A dietician by trade, Caldarola travels the country, visiting c-stores and observing foodservice processes and plans. She also makes note of how the c-store industry is responding to c-store patrons who search out food favorites for a fitter lifestyle.
Certain c-store companies like Nice N Easy Grocery Shoppes Inc. and Wawa Inc., have set the market standards when it comes to expanding healthy food offerings, Caldarola said. Wawa, for example, sells more bananas annually than most local grocers.
“I think we have several chains that are doing a fantastic job, and we have individual success stories all over the country,” Caldarola said. “As an industry, we can always do better.”
Caldarola points to one c-store operation in her hometown of Atlanta that is breaking new ground in terms of innovative foodservice selections for the health-minded: RaceTrac Petroleum Inc.
RaceTrac has embarked on building spacious, 6,000-square-foot prototype stores that offer patrons a wide variety of nutritious products, including variety of frozen yogurt flavors and other healthy snacks.
“I call them food cathedrals,” Caldarola said. “You have these huge, fantastic high ceilings with pictures of food all over; then you have in front of you an open expanse on the left side with a nice refrigerated display unit that has all kinds of grab-and-go sandwiches, salads, bowls you can heat up. You name it, it’s there.”
Fresh Fruit Here
So what can c-stores do to bolster their health food packaging and presentation?
Offering fresh fruit is a good starter. In a grab-and go-display, fresh fruit and other wholesome foods can be just the ticket.
In fact, fresh fruits and vegetables brought in more sales last year, according to the United Fresh Product Association. In 2013, sales of fresh produce jumped 4.8% over 2012 numbers. Recent trends show that even with increases in retail prices, volume sales continue to grow in all organic fruit and vegetable categories. The growing demand for organic produce resulted in dollar and volume increases, roughly 20% for both organic fruits and vegetables.
Jack Cushman, executive vice president of food services for Canastota, N.Y.-based Nice N Easy Grocery Shoppes Inc., knows the value of fruit, and presentation.
“You can buy fruit like most school cafeterias, it’s pre-done, but it tastes like something in a hospital,” Cushman said. “We cut up fruit fresh and it’s healthy.”
Convenience stores vying for customers’ dollars can leverage growing food preferences by stocking a variety of healthier food options, according to Caldarola. For example, more people are refraining from processed sugar and using honey. Also, whole wheat pizza crust is becoming a viable alternative to regular pizza crust.

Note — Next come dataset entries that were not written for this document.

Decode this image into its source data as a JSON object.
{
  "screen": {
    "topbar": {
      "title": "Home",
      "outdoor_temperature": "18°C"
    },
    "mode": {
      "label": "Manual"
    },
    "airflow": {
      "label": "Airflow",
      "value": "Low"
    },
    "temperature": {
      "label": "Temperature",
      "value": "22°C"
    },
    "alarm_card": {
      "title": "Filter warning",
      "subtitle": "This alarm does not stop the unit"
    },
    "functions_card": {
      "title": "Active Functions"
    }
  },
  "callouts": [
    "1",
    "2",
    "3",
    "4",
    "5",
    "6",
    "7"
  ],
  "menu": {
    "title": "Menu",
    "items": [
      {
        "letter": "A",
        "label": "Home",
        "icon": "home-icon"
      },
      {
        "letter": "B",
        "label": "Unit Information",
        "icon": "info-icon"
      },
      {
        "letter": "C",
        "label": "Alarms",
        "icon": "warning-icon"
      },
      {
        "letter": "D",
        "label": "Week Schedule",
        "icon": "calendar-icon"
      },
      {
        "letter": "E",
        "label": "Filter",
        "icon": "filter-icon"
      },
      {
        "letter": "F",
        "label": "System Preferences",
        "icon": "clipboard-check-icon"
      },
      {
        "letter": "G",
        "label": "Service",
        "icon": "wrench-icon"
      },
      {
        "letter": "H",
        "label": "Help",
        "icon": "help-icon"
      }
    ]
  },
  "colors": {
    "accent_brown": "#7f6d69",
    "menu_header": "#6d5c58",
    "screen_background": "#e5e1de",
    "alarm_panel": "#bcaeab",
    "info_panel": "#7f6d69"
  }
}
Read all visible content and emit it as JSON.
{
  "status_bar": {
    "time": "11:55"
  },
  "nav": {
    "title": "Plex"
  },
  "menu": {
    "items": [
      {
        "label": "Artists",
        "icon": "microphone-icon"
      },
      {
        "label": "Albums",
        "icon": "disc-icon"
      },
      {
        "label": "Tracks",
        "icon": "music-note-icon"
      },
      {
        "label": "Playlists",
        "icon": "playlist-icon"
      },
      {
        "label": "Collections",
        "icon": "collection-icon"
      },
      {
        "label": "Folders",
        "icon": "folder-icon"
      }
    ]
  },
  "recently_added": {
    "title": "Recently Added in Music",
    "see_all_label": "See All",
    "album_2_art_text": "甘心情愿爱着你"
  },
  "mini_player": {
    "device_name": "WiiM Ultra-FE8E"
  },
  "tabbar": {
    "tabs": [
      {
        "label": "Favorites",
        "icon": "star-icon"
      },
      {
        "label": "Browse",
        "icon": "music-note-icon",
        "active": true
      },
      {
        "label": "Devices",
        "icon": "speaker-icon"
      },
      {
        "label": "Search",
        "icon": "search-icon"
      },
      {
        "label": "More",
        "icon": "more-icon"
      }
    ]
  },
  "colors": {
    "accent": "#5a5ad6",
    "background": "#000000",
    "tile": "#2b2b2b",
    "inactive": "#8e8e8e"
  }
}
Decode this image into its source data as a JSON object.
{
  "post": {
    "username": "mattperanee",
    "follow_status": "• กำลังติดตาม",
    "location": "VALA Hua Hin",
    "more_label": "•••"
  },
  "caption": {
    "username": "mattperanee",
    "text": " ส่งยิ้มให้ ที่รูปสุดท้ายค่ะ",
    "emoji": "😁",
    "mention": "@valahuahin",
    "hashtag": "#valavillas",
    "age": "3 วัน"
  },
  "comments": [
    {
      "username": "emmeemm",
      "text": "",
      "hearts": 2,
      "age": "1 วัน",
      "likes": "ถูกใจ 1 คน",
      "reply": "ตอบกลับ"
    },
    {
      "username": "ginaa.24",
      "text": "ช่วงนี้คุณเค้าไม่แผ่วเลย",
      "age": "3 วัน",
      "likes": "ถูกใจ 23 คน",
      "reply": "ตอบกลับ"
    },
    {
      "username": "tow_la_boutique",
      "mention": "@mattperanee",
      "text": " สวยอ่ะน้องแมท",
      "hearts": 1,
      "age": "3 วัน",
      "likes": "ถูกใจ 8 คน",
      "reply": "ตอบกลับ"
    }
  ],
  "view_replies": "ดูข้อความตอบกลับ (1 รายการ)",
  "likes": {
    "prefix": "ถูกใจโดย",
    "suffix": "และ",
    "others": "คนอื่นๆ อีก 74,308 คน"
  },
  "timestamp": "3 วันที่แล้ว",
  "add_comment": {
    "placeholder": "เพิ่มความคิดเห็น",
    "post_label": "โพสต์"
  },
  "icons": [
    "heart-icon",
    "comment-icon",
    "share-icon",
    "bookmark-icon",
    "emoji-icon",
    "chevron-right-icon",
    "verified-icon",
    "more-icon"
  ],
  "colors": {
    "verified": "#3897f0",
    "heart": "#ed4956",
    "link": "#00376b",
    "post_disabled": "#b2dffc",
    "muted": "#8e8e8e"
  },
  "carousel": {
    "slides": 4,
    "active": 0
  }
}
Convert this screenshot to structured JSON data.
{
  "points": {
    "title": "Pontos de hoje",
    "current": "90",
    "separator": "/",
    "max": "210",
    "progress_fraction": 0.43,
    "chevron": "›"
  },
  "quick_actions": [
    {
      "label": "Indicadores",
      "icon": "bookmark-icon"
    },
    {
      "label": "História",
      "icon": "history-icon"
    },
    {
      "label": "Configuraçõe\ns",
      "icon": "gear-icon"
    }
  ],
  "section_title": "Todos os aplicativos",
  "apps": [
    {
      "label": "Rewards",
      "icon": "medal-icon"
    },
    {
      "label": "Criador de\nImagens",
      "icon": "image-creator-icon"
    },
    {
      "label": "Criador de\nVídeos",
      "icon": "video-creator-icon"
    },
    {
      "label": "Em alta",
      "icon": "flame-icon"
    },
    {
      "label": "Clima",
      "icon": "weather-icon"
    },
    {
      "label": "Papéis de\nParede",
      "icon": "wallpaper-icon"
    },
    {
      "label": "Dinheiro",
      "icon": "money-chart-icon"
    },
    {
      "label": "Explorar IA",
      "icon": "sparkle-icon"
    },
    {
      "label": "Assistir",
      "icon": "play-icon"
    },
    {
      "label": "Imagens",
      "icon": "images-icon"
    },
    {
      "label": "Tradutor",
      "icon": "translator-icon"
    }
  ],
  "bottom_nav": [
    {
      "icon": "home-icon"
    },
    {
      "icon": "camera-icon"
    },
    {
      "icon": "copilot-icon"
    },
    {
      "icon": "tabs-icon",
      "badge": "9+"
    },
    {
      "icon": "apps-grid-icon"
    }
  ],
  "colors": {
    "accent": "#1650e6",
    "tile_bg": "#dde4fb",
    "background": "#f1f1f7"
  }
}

Healthy wraps, dessert cups and high-fiber bread products are popular as well. Still, items have to taste good, or customers aren’t going to eat them.
Sometimes trial and error is required, Cushman explained, to develop a nutritious product that will eventually add to the bottom line. For example, when Nice N Easy, which operates 78 stores, introduced whole wheat sub sandwich rolls eight years ago, they didn’t sell well—ordered by less than 10% of patrons. However, after the company changed the recipe to a honey wheat bread, Cushman said, the replacement bread is served on 30% of all subs sold by the store.
Nice N Easy has also worked with Cornell University on foodservice studies in an attempt to get a handle of what is going on in the foodservice industry, and to gauge the preferences of its own customers.
Customers can access the nutritional information of all of the dishes offered by Nice N Easy Grocery Shoppes by going to the company’s Website.
Online or on location, demand for healthy food options at c-stores isn’t going away anytime soon.
“This is one of those paths that is arriving at its own pace, but obviously demand is what creates stores to go after (healthier food options) and the need is growing and growing,” Weiner said.